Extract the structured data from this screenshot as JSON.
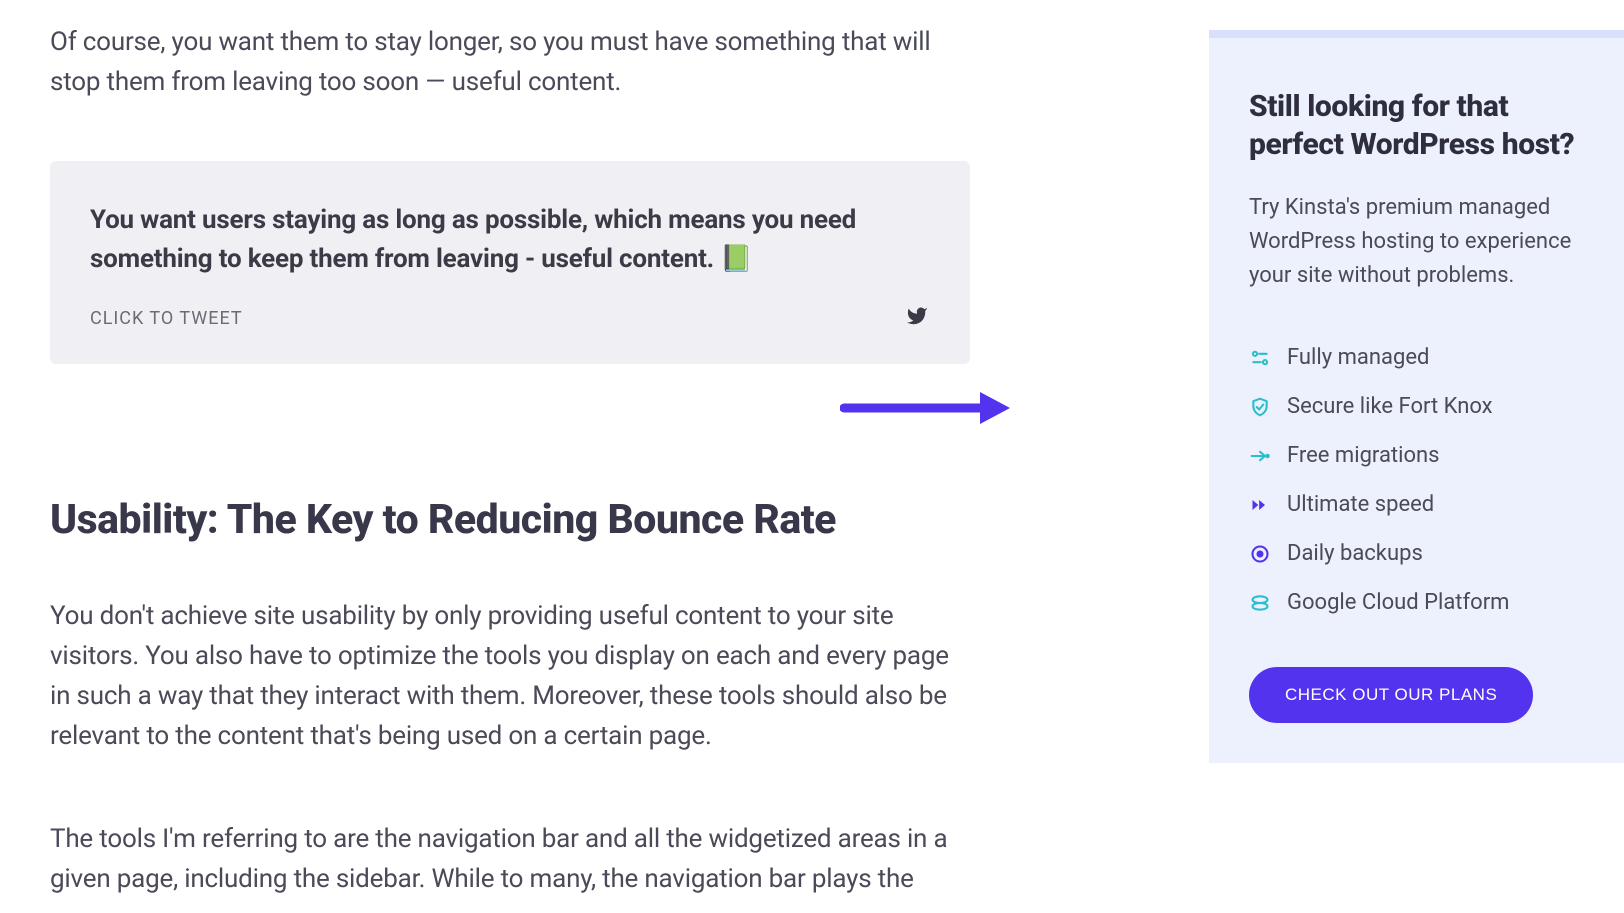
{
  "article": {
    "p1": "Of course, you want them to stay longer, so you must have something that will stop them from leaving too soon — useful content.",
    "tweet": {
      "text": "You want users staying as long as possible, which means you need something to keep them from leaving - useful content. 📗",
      "cta": "CLICK TO TWEET"
    },
    "h2": "Usability: The Key to Reducing Bounce Rate",
    "p3": "You don't achieve site usability by only providing useful content to your site visitors. You also have to optimize the tools you display on each and every page in such a way that they interact with them. Moreover, these tools should also be relevant to the content that's being used on a certain page.",
    "p4": "The tools I'm referring to are the navigation bar and all the widgetized areas in a given page, including the sidebar. While to many, the navigation bar plays the"
  },
  "sidebar": {
    "title": "Still looking for that perfect WordPress host?",
    "desc": "Try Kinsta's premium managed WordPress hosting to experience your site without problems.",
    "features": {
      "0": "Fully managed",
      "1": "Secure like Fort Knox",
      "2": "Free migrations",
      "3": "Ultimate speed",
      "4": "Daily backups",
      "5": "Google Cloud Platform"
    },
    "cta": "CHECK OUT OUR PLANS"
  }
}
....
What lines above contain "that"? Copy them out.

» **Output below**:
    "p1": "Of course, you want them to stay longer, so you must have something that will stop them from leaving too soon — useful content.",
    "p3": "You don't achieve site usability by only providing useful content to your site visitors. You also have to optimize the tools you display on each and every page in such a way that they interact with them. Moreover, these tools should also be relevant to the content that's being used on a certain page.",
    "title": "Still looking for that perfect WordPress host?",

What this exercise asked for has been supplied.